The real retirement problem isn’t lack of coverage, it’s over-coverage, or, more appropriately, over-promising.
We’re seeing this in the City of Detroit and select cities in California today. The mainstream press reports the future may feature similar problems in New York City, Los Angeles, as well as the entire state of Illinois. I refer, of course, to the problem of public-sector retirement plans. Local politicians, in hopes of gaining re-election, pledged ever-higher benefits to key public employee constituencies. In exchange for those current-day votes, they mortgaged their municipality’s future. As in the case of Detroit and Stockton, California, the impact has been shattering.
Despite this knowledge, the electoral success of vilifying “the rich” has moved from salaries to retirement plans. The term “Romney-Sized IRA” was not created out of endearment.
Ironically, rather than generating jealousy among the typical retirement saver, it has sparked interest in learning the answer to “How can I Romney-Size my IRA?”
This “can-do” zest – a.k.a. “The American Spirit” – goes unnoticed by Washington and the various state capitals.
As a result, we have proposals from Senate Democrats to outright takeover the private retirement plan industry. Rather than offer a knee-jerk response, Senate Republicans have countered with offers that only slightly tone down the extremes of the opposition.

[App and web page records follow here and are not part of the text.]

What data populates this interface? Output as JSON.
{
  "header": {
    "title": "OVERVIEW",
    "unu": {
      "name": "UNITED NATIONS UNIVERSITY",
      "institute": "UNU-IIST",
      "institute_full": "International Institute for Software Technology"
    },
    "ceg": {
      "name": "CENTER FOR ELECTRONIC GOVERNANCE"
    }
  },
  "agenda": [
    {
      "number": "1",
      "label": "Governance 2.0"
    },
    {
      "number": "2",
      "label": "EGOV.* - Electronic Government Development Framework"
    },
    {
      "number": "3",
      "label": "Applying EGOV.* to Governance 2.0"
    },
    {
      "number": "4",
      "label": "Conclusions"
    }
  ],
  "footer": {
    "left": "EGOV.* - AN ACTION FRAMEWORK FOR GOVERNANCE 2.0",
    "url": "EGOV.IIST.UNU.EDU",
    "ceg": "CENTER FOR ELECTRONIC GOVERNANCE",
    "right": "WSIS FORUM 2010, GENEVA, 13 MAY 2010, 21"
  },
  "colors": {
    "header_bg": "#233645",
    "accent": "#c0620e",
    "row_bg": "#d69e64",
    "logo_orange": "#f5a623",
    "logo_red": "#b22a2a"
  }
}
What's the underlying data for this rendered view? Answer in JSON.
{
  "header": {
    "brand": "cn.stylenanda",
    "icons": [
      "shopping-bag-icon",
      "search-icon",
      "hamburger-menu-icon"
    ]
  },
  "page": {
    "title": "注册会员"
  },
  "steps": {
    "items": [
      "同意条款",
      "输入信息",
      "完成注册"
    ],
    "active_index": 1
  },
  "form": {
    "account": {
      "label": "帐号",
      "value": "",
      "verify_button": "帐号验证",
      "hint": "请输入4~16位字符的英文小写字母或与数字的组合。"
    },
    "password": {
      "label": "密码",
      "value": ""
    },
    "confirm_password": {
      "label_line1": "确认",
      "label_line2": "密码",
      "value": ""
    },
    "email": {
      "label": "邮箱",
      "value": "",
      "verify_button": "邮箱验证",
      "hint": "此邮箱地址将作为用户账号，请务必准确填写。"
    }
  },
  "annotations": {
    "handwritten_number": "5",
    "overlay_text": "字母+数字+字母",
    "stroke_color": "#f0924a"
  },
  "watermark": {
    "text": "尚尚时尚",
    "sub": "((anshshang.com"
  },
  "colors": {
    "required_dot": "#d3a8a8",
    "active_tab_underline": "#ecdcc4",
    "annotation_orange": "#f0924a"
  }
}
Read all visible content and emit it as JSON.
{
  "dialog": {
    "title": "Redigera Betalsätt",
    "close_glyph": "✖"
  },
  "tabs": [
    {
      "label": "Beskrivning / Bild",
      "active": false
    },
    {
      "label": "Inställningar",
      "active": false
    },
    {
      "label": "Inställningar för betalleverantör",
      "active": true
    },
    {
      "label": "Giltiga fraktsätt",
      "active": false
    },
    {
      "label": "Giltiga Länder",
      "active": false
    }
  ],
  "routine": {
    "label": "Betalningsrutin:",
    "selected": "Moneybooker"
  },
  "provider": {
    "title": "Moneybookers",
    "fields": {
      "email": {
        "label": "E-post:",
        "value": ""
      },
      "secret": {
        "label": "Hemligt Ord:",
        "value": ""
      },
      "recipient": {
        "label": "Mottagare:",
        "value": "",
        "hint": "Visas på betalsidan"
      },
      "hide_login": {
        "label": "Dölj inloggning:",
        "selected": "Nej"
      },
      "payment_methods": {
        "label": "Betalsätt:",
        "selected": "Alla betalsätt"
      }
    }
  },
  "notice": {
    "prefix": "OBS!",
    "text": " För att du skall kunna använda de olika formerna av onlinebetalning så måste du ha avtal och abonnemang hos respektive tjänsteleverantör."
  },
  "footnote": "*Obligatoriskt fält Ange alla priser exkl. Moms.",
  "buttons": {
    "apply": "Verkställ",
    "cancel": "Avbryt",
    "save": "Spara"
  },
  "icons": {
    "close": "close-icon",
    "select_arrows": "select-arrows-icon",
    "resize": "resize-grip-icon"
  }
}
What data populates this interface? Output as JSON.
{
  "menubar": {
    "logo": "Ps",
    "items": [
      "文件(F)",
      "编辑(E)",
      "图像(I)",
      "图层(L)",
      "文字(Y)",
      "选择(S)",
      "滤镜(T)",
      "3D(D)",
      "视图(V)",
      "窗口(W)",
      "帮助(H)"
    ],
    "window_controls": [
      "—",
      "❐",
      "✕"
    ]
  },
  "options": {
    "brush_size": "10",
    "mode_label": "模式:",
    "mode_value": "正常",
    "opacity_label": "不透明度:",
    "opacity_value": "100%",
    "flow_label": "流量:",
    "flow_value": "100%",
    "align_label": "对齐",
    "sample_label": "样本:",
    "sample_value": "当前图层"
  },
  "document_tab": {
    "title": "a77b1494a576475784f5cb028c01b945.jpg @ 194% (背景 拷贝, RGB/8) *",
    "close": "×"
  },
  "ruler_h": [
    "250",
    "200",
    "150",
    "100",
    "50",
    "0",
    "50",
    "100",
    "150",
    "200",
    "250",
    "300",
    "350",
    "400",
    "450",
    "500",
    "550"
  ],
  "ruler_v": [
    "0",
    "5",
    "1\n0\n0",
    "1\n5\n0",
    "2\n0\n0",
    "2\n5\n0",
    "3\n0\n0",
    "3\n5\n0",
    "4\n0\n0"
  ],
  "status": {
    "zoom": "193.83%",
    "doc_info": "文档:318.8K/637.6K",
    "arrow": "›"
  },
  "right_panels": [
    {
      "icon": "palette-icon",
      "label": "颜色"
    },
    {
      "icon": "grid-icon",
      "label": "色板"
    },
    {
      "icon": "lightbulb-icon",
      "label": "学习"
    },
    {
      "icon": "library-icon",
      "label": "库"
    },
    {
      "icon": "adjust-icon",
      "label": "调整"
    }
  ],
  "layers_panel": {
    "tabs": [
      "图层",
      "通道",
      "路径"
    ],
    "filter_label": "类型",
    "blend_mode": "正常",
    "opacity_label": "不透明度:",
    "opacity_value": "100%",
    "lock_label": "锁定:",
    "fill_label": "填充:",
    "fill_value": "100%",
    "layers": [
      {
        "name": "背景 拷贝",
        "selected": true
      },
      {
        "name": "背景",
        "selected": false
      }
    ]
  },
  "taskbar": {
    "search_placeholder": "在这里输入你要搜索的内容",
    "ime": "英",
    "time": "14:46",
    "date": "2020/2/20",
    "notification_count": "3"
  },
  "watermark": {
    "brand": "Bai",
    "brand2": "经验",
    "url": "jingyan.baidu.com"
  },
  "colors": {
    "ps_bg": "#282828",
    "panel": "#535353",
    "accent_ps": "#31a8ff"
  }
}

Even (former?) Tea Party darling Marco Rubio (naively?) proposed a government-based retirement solution. And let’s not forget the states, who seek to override ERISA and create their own hodge-podge set of rules for allowing private parties to join the state retirement system. (Hmm, isn’t that why they created ERISA in the first place and, by the way, how well do you understand all those state-based 529 rules?)
It goes without saying the unintended consequence of these proposals will have a disastrous impact on the ability for Americans to save for retirement. Just look at the results the last time we fiddled with cutting back retirement savings incentives in the 1986 tax reform.
Annual contributions dropped dramatically. This hurt (and will again hurt) everyone, especially the low-wage employees it’s purported to help. Worse, it sacrifices future government revenues in exchange for buying votes – er – reducing the budget deficit today (sound familiar?).
One must seriously question the motives of any politician willing to take such a large risk with the future retirement of millions of workers when there’s a much safer and proven alternative available (401(k) MEPs).
Sure, laugh at me. Say it’ll never happen. But remember this – didn’t you laugh eight years ago at the idea of anyone seriously considering nationalizing the nation’s health care industry? Not only did Washington pass this legislation, but key industry players, having found a way to profit from it, are enabling it. Why can’t the same thing happen to our retirement?
There is, however, reason to hope. Notice the one component of government left out of this discussion – the House. Nothing gets passed without the House. As long as we still have a bastion of die-hard Tea Party representatives influencing the majority’s leadership, it’s doubtful we will be nationalizing anything very soon.
Besides that, there’s an election in a couple of weeks. And we all have an opportunity to make our own individual choice. Let’s hope America hasn’t lost the spirit of self-responsibility.
After all, we don’t want to upset our Founding Fathers, do we?